The Time Surfer Duke Kahanamoku Rescued People From A Sinking Ship

Legendary surfer Duke Kahanamoku basically lived in and on the water. Surfer Today remembered the Hawaiian native as "the father of modern surfing." While surfing had been suppressed by foreign missionaries almost to the point of extinction by the end of the 19th century, Kahanamoku was part of a small group of local wave riders who kept the sport alive. In addition to popularizing surfing across the globe, he was also a world-class swimmer. He would go on to be the first person to be honored as a Hall of Famer in both surfing and swimming. He traveled to Australia, New Zealand, California, and elsewhere performing in surfing exhibitions on a wooden surf board he made himself.

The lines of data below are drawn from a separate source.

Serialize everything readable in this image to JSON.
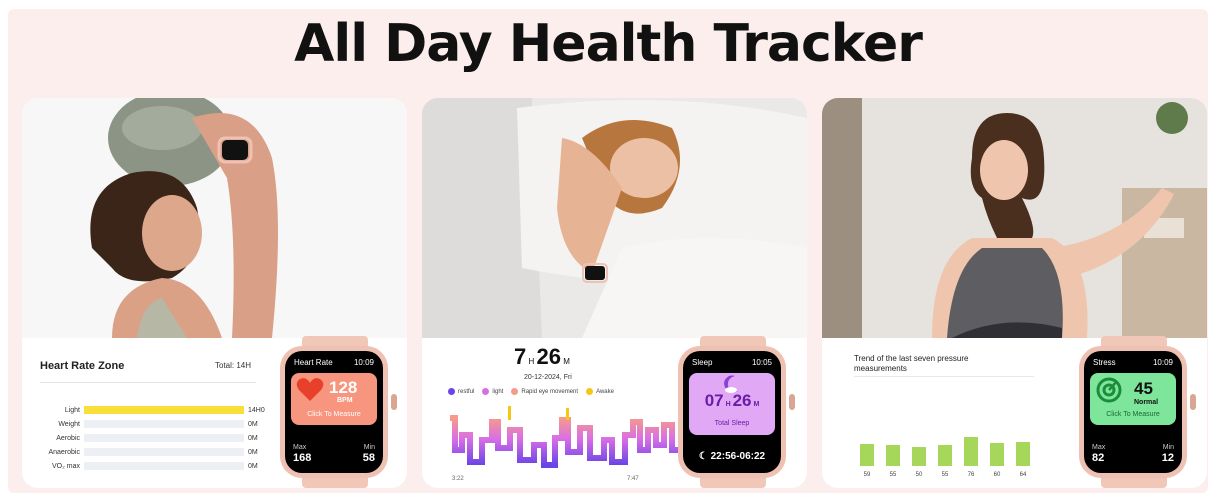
{
  "title": "All Day Health Tracker",
  "heart_card": {
    "panel_title": "Heart Rate Zone",
    "total_label": "Total:",
    "total_value": "14H",
    "zones": [
      {
        "label": "Light",
        "value": "14H0",
        "fraction": 1.0
      },
      {
        "label": "Weight",
        "value": "0M",
        "fraction": 0
      },
      {
        "label": "Aerobic",
        "value": "0M",
        "fraction": 0
      },
      {
        "label": "Anaerobic",
        "value": "0M",
        "fraction": 0
      },
      {
        "label": "VO₂ max",
        "value": "0M",
        "fraction": 0
      }
    ],
    "watch": {
      "app": "Heart Rate",
      "time": "10:09",
      "value": "128",
      "unit": "BPM",
      "action": "Click To Measure",
      "max_label": "Max",
      "max_value": "168",
      "min_label": "Min",
      "min_value": "58",
      "tile_color": "#f7957f"
    }
  },
  "sleep_card": {
    "hours": "7",
    "h_unit": "H",
    "minutes": "26",
    "m_unit": "M",
    "date": "20-12-2024, Fri",
    "legend": [
      {
        "label": "restful",
        "color": "#6a44e6"
      },
      {
        "label": "light",
        "color": "#d86ee6"
      },
      {
        "label": "Rapid eye movement",
        "color": "#f79a8a"
      },
      {
        "label": "Awake",
        "color": "#f5c518"
      }
    ],
    "axis_start": "3:22",
    "axis_end": "7:47",
    "watch": {
      "app": "Sleep",
      "time": "10:05",
      "hours": "07",
      "h_unit": "H",
      "minutes": "26",
      "m_unit": "M",
      "caption": "Total Sleep",
      "range": "22:56-06:22",
      "tile_color": "#e1a8f5"
    }
  },
  "stress_card": {
    "panel_title": "Trend of the last seven pressure measurements",
    "bars": [
      {
        "label": "59",
        "value": 59
      },
      {
        "label": "55",
        "value": 55
      },
      {
        "label": "50",
        "value": 50
      },
      {
        "label": "55",
        "value": 55
      },
      {
        "label": "76",
        "value": 76
      },
      {
        "label": "60",
        "value": 60
      },
      {
        "label": "64",
        "value": 64
      }
    ],
    "watch": {
      "app": "Stress",
      "time": "10:09",
      "value": "45",
      "status": "Normal",
      "action": "Click To Measure",
      "max_label": "Max",
      "max_value": "82",
      "min_label": "Min",
      "min_value": "12",
      "tile_color": "#7de69a"
    }
  }
}
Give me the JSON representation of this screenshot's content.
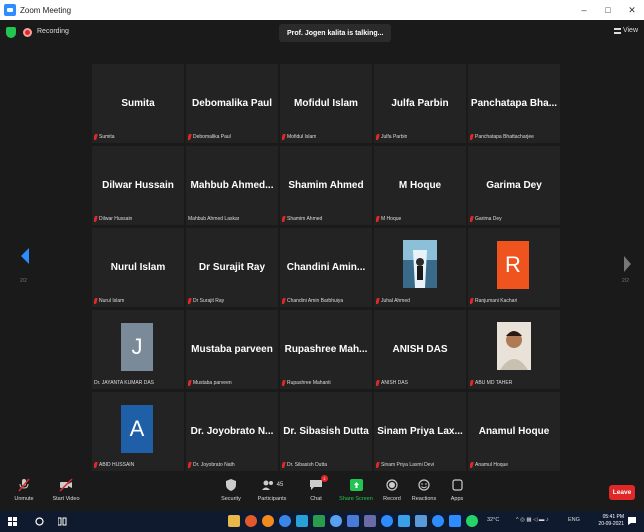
{
  "window": {
    "title": "Zoom Meeting",
    "controls": [
      "–",
      "□",
      "✕"
    ]
  },
  "topbar": {
    "recording_label": "Recording",
    "speaker": "Prof. Jogen kalita is talking...",
    "view_label": "View"
  },
  "page": {
    "left": "2/2",
    "right": "2/2"
  },
  "tiles": [
    {
      "name": "Sumita",
      "footer": "Sumita",
      "muted": true
    },
    {
      "name": "Debomalika Paul",
      "footer": "Debomalika Paul",
      "muted": true
    },
    {
      "name": "Mofidul Islam",
      "footer": "Mofidul Islam",
      "muted": true
    },
    {
      "name": "Julfa Parbin",
      "footer": "Julfa Parbin",
      "muted": true
    },
    {
      "name": "Panchatapa Bha...",
      "footer": "Panchatapa Bhattacharjee",
      "muted": true
    },
    {
      "name": "Dilwar Hussain",
      "footer": "Dilwar Hussain",
      "muted": true
    },
    {
      "name": "Mahbub  Ahmed...",
      "footer": "Mahbub Ahmed Laskar",
      "muted": false
    },
    {
      "name": "Shamim Ahmed",
      "footer": "Shamim Ahmed",
      "muted": true
    },
    {
      "name": "M Hoque",
      "footer": "M Hoque",
      "muted": true
    },
    {
      "name": "Garima Dey",
      "footer": "Garima Dey",
      "muted": true
    },
    {
      "name": "Nurul Islam",
      "footer": "Nurul Islam",
      "muted": true
    },
    {
      "name": "Dr Surajit Ray",
      "footer": "Dr Surajit Ray",
      "muted": true
    },
    {
      "name": "Chandini  Amin...",
      "footer": "Chandini Amin Barbhuiya",
      "muted": true
    },
    {
      "name": "",
      "footer": "Juhal Ahmed",
      "muted": true,
      "photo": "waterfall"
    },
    {
      "name": "",
      "footer": "Ranjumani Kachari",
      "muted": true,
      "avatar": "R",
      "avatar_color": "#f0541e"
    },
    {
      "name": "",
      "footer": "Dr. JAYANTA KUMAR DAS",
      "muted": false,
      "avatar": "J",
      "avatar_color": "#7a8a99"
    },
    {
      "name": "Mustaba parveen",
      "footer": "Mustaba parveen",
      "muted": true
    },
    {
      "name": "Rupashree  Mah...",
      "footer": "Rupashree Mahanti",
      "muted": true
    },
    {
      "name": "ANISH DAS",
      "footer": "ANISH DAS",
      "muted": true
    },
    {
      "name": "",
      "footer": "ABU MD TAHER",
      "muted": true,
      "photo": "person"
    },
    {
      "name": "",
      "footer": "ABID HUSSAIN",
      "muted": true,
      "avatar": "A",
      "avatar_color": "#1f5fa8"
    },
    {
      "name": "Dr. Joyobrato N...",
      "footer": "Dr. Joyobrato Nath",
      "muted": true
    },
    {
      "name": "Dr. Sibasish Dutta",
      "footer": "Dr. Sibasish Dutta",
      "muted": true
    },
    {
      "name": "Sinam Priya Lax...",
      "footer": "Sinam Priya Laxmi Devi",
      "muted": true
    },
    {
      "name": "Anamul Hoque",
      "footer": "Anamul Hoque",
      "muted": true
    }
  ],
  "toolbar": {
    "unmute": "Unmute",
    "start_video": "Start Video",
    "security": "Security",
    "participants": "Participants",
    "participants_count": "45",
    "chat": "Chat",
    "share_screen": "Share Screen",
    "record": "Record",
    "reactions": "Reactions",
    "apps": "Apps",
    "leave": "Leave",
    "chat_badge": "1"
  },
  "taskbar": {
    "temp": "32°C",
    "lang": "ENG",
    "time": "05:41 PM",
    "date": "20-09-2021"
  },
  "colors": {
    "accent": "#2d8cff",
    "danger": "#e02828",
    "share": "#23c552"
  }
}
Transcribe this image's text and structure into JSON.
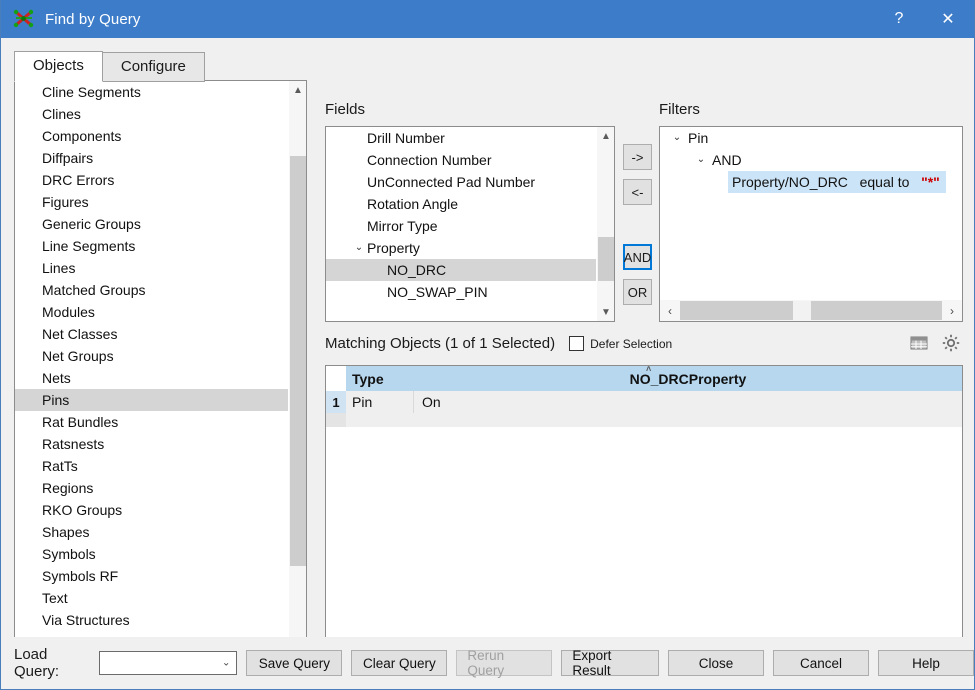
{
  "window": {
    "title": "Find by Query",
    "icon": "find-by-query-icon",
    "help_glyph": "?",
    "close_glyph": "✕"
  },
  "tabs": [
    {
      "label": "Objects",
      "active": true
    },
    {
      "label": "Configure",
      "active": false
    }
  ],
  "objects_list": {
    "selected": "Pins",
    "items": [
      "Cline Segments",
      "Clines",
      "Components",
      "Diffpairs",
      "DRC Errors",
      "Figures",
      "Generic Groups",
      "Line Segments",
      "Lines",
      "Matched Groups",
      "Modules",
      "Net Classes",
      "Net Groups",
      "Nets",
      "Pins",
      "Rat Bundles",
      "Ratsnests",
      "RatTs",
      "Regions",
      "RKO Groups",
      "Shapes",
      "Symbols",
      "Symbols RF",
      "Text",
      "Via Structures"
    ]
  },
  "fields": {
    "label": "Fields",
    "selected": "NO_DRC",
    "items": [
      {
        "label": "Drill Number",
        "level": 0,
        "caret": ""
      },
      {
        "label": "Connection Number",
        "level": 0,
        "caret": ""
      },
      {
        "label": "UnConnected Pad Number",
        "level": 0,
        "caret": ""
      },
      {
        "label": "Rotation Angle",
        "level": 0,
        "caret": ""
      },
      {
        "label": "Mirror Type",
        "level": 0,
        "caret": ""
      },
      {
        "label": "Property",
        "level": 0,
        "caret": "⌄"
      },
      {
        "label": "NO_DRC",
        "level": 1,
        "caret": ""
      },
      {
        "label": "NO_SWAP_PIN",
        "level": 1,
        "caret": ""
      }
    ]
  },
  "transfer_buttons": {
    "add": "->",
    "remove": "<-",
    "and": "AND",
    "or": "OR",
    "focused": "AND"
  },
  "filters": {
    "label": "Filters",
    "items": [
      {
        "label": "Pin",
        "level": 0,
        "caret": "⌄",
        "selected": false
      },
      {
        "label": "AND",
        "level": 1,
        "caret": "⌄",
        "selected": false
      }
    ],
    "condition": {
      "field": "Property/NO_DRC",
      "operator": "equal to",
      "value": "\"*\"",
      "selected": true
    },
    "scroll_left_glyph": "‹",
    "scroll_right_glyph": "›"
  },
  "matching": {
    "title": "Matching Objects (1 of 1 Selected)",
    "defer_label": "Defer Selection",
    "defer_checked": false,
    "grid_icon": "table-grid-icon",
    "settings_icon": "gear-icon",
    "columns": [
      "Type",
      "NO_DRCProperty"
    ],
    "sort_indicator": "˄",
    "rows": [
      {
        "num": "1",
        "type": "Pin",
        "value": "On"
      }
    ]
  },
  "footer": {
    "load_query_label": "Load Query:",
    "load_query_value": "",
    "buttons": [
      {
        "label": "Save Query",
        "disabled": false
      },
      {
        "label": "Clear Query",
        "disabled": false
      },
      {
        "label": "Rerun Query",
        "disabled": true
      },
      {
        "label": "Export Result",
        "disabled": false
      },
      {
        "label": "Close",
        "disabled": false
      },
      {
        "label": "Cancel",
        "disabled": false
      },
      {
        "label": "Help",
        "disabled": false
      }
    ],
    "combo_arrow": "⌄"
  },
  "colors": {
    "titlebar": "#3d7cc9",
    "accent_focus": "#0078d7",
    "header_blue": "#b6d7ee",
    "selection_blue": "#cce4f7",
    "selection_gray": "#d5d5d5",
    "value_red": "#cc0000",
    "dialog_bg": "#f0f0f0"
  }
}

According to the U.S. Olympic & Paralympic Museum, he developed the flutter kick, a new style of swimming that replaced the scissors kick as the predominant swimming technique the world over. Nicknamed "The Duke" and "The Big Kahuna," Kahanamoku broke the 100-yard freestyle world record in his very first competition, and he went on to win three Olympic gold medals. After becoming a world champion, he moved to Hollywood for a time and worked as an actor. It was during his time in California — June 1925 — that his skills would end up serving a purpose more vital than sport when he saved the lives of eight people who were caught on a sinking ship.

Duke Kahanamoku's lazy weekend turned into life-or-death situation

On June 14, 1925, Kahanamoku crawled out of the tent he'd pitched on Newport Beach to enjoy what was meant to be "a lazy weekend," according to The Olympians. But instead of an invigorating morning swim, The Duke would find an emergency situation brewing on the waves. A yacht named Thema, whose captain had missed the checkered warning flag, was having trouble in the tempestuous waters of the Pacific. A sudden squall kicked the waves up to 20 feet high, and the boat was listing dangerously at a 45-degree angle atop the swells. Kahanamoku saw the glass of the windows breaking and men and rigging flying overboard. He knew he had to act. So he grabbed his longboard and hit the waves.

Kahanamoku paddled out to the floundering craft and pulled three struggling fisherman onto his board. His actions had inspired his surfing buddies to join in on the rescue, and his friends Jerry Vultee and Owen Hale met him out in the water to ferry the men back to shore. Kahanamoku turned back toward the sinking ship. He snagged two more and returned them to safety, then headed out for a third trip. Bystanders on shore helped out, resuscitating the unconscious fishermen. By the end of the ordeal, the surfers saved 12 of the 17 fishermen aboard the Thelma. Kahanamoku rescued eight of them himself.

Duke Kahanamoku describes the rescue to the press

According to the L.A. Times, scuttled seafaring vessels were a not uncommon occurrence in that part of California at the time. Five fishermen had drowned a year earlier when their 30-foot boat capsized in a storm off the Corona del Mar beach. Just three weeks before The Duke's heroic actions, a teenager drowned after a rowboat he was in with two friends overturned in turbulent waters. When Kahanamoku saw the Thelma struggling, he knew he had to take action.

"Only a porpoise or a sea lion had the right to be out there," he told reporters after the rescue. "From the shore we saw the Thelma wallowing in the water just seaward of where the breakers were falling. You could see her rails crowded with fishermen. She appeared to be trying to fight her way toward safe water ... but it obviously was a losing battle." The scene he described sounded truly harrowing, and the men aboard the Thelma were lucky such a world-class swimmer/surfer was around to help them out.

But Kahanamoku, of course, didn't have his reputation in mind as he paddled out to save the men. "Neither I or my pals were thinking heroics," he told a newspaper in Honolulu later. "We were simply running ... me with my board and the others to get their boards ... and hoping to save lives."